The Greensboro Four
The Greensboro sit-ins were a series of nonviolent protests which led to the Woolworth’s department store chain reversing its policy of racial segregation in the Southern United States.[1]
In a sit-in, protesters remain until they are evicted, usually by force, or arrested, or until their requests have been met. Sit-ins have historically been a highly successful form of protest because they cause disruption that draws attention to the protesters’ cause. They are a non-violent way to effectively shut down an area or business. The forced removal of protesters, and sometimes the use of violence against them, often arouses sympathy from the public, increasing the chances of the demonstrators reaching their goal.

The Greensboro Four

The Greensboro sit-ins were a series of nonviolent protests which led to the Woolworth’s department store chain reversing its policy of racial segregation in the Southern United States.[1]

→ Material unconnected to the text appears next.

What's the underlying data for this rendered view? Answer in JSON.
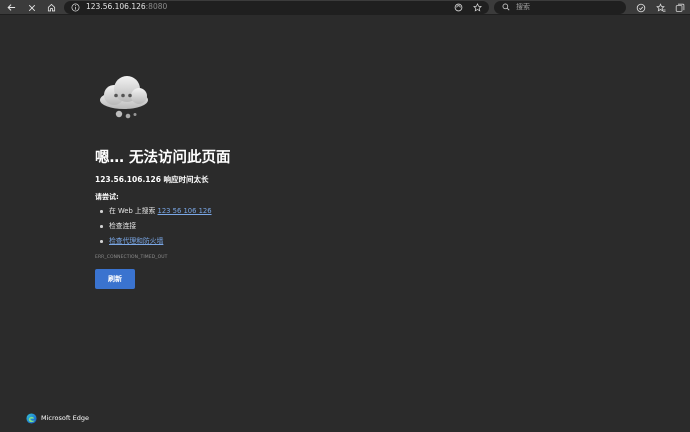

In a sit-in, protesters remain until they are evicted, usually by force, or arrested, or until their requests have been met. Sit-ins have historically been a highly successful form of protest because they cause disruption that draws attention to the protesters’ cause. They are a non-violent way to effectively shut down an area or business. The forced removal of protesters, and sometimes the use of violence against them, often arouses sympathy from the public, increasing the chances of the demonstrators reaching their goal.